# WORK INSTRUCTION
Work through the entries below and report how many lines include "二千元大奖礼包". The number alone is the answer.

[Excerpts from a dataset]
--- START ---
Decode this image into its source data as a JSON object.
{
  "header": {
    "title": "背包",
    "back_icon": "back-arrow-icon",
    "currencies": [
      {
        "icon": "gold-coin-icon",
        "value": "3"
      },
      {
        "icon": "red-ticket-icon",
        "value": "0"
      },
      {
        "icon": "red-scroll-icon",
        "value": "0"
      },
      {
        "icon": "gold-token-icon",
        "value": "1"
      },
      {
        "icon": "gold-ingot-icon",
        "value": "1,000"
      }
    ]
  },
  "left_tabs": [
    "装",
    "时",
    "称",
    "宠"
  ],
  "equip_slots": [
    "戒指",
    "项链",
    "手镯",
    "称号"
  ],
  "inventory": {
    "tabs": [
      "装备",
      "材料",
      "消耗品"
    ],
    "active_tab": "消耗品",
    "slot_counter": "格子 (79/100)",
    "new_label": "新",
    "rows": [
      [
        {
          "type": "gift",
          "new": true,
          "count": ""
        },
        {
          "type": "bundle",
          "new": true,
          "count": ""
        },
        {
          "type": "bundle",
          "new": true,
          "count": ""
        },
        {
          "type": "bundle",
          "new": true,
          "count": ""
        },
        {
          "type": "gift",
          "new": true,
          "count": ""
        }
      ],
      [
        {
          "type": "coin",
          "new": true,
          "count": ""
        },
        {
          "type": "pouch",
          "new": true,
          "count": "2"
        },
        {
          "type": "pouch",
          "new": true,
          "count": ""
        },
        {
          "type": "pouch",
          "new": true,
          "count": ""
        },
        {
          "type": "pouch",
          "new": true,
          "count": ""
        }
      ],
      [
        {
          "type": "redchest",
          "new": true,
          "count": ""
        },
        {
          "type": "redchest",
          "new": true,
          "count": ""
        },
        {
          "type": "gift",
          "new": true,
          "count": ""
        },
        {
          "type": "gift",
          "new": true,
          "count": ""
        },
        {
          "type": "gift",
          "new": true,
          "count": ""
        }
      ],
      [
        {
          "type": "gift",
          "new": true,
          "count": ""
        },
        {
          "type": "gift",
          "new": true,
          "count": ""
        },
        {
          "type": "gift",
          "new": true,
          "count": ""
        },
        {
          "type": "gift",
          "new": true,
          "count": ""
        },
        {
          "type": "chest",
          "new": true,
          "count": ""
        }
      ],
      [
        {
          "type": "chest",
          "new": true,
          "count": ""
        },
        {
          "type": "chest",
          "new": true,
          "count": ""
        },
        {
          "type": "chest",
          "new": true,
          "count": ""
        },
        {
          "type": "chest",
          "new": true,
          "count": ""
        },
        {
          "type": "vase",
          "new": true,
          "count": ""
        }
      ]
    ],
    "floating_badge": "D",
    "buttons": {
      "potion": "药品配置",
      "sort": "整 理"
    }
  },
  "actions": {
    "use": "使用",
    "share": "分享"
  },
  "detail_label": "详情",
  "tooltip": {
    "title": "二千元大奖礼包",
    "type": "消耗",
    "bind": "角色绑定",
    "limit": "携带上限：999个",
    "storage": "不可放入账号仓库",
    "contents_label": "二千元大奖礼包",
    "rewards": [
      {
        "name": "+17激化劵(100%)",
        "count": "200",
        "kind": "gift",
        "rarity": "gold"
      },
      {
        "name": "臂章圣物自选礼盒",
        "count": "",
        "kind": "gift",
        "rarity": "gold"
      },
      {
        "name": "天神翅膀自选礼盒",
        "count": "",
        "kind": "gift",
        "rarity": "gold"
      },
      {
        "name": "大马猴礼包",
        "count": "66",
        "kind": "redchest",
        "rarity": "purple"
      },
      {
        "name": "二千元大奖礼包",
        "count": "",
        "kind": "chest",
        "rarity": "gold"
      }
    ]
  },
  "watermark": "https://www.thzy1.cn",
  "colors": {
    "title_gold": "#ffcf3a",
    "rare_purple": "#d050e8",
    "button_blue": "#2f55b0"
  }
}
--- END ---
# EXERCISE ANSWER
3